As usual, there was a video message from the Tiananmen Mothers, a group of mainland Chinese women who advocate on behalf of their slain children; a series of democracy songs; and a moment of silence at 8:09 p.m., signifying 1989. Then as the silence ended, a rush of new protest slogans filled the air: “National security law? No! Democracy? Now!”

Some of the younger protesters shouted, “Hong Kong independence, the only way out!” while the older ones cried, “Democracy for China!”

They all mixed together, then raised their candles in a sea of lights as they sang “Glory to Hong Kong,” an anthem penned during last year’s protests and often sung in defiance of the Chinese national anthem.

The police were conspicuously absent, with just a small group filming everyone who walked into the park at its entrance. There was a brief scuffle between plainclothes police and some protesters across the harbor in Mong Kok after the vigil ended, but things were otherwise peaceful.

Meanwhile, in Beijing, Tiananmen Square was quiet all day, with the few visitors on the sprawling plaza monitored by police and armored vehicles. Some members of Tiananmen Mothers visited their children’s graves but had to register their IDs in advance and were watched by roughly 40 plainclothes and uniformed police, according to Hong Kong media.

Dissidents and activists on the mainland had been warned by state security to keep quiet on June 4, as usual, and many were taken on forced “vacations” — trips accompanied by police — to ensure they didn’t hold any gatherings.

Liu Jiacai, a former labor organizer and democracy activist from Hubei who has been imprisoned twice and often sent on “vacation” around June 4, said he would commemorate the day by fasting. It was the only feasible method of protest most mainlanders had left, he said.

“I can do this in any circumstance, even under their control. They keep asking me to eat, and I just say no, not today,” Liu said. “We will just quiet our hearts and reflect, after all these years, on everything we’ve done, and express pain and sorrow for those people who were lost.”

Another dissident based in Guangzhou who asked that his name be withheld said he’d posted a single flower emoji on WeChat on June 3 at 11 p.m. Within an hour, state security police called his wife, threatening to come to their home unless they deleted it.

He obeyed, then posted a blacked-out square instead.

“It’s an image of darkness,” he said. That was all they could express.

Earlier in the day, visitors filled Hong Kong’s June 4 museum — a small space usually aimed at teaching mainland Chinese visitors about the massacre’s history. This year it has hosted mostly young Hong Kongers.
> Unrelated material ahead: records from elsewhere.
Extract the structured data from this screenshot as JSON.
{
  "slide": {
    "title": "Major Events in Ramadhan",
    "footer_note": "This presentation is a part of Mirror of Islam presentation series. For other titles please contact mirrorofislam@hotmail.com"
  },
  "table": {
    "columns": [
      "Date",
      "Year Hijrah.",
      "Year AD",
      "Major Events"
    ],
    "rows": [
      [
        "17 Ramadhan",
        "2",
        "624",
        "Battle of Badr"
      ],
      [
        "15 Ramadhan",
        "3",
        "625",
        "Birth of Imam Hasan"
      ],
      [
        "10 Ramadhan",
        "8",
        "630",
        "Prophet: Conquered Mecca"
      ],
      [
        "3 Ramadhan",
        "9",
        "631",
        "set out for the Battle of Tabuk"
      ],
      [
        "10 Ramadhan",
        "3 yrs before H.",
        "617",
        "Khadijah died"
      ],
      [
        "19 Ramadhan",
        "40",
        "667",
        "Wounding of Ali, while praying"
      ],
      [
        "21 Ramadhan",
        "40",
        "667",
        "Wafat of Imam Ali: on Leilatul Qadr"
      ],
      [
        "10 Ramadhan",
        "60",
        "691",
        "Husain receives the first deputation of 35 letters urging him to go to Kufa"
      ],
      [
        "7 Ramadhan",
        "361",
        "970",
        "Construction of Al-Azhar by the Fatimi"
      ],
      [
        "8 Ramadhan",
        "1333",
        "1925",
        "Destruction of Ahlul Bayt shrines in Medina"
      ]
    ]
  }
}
Amy Chan, 17, brought her younger brother Aaron, 10, for the first time. They browsed a special exhibit comparing the 1989 protests to Hong Kong’s current pro-democracy movement, complete with maps of Hong Kong and Beijing marking where protesters in each place had been shot, beaten or killed.

“June 4 is history, something we can’t forget,” said Amy. She worried that this was her last chance to visit the museum and that she might be punished by authorities for speaking about June 4 online or in person in the future because of the national security legislation.

So she brought her little brother along — while it was still possible.

“Children need to learn about this. It’s not about whether it was gruesome,” she said. “He has the right to know what happened in society then. And I want him to understand that humans are entitled to basic human rights. People should be able to express what they think.”

They paused at an exhibit dedicated to Wang Nan, a high school student who was shot and killed in Tiananmen Square. His mother had donated the banner he’d waved in the square, which said, “The people support you,” and the red motorcycle helmet he’d been wearing when he was shot. Amy pointed out the bullet holes in the helmet.

“I’m a little scared,” her brother said. “I’m scared that a tank might crush me.”

But he also repeated what his sister had taught him: “As long as we join forces with one heart, there is no need to be afraid.”


© 2020 the Los Angeles Times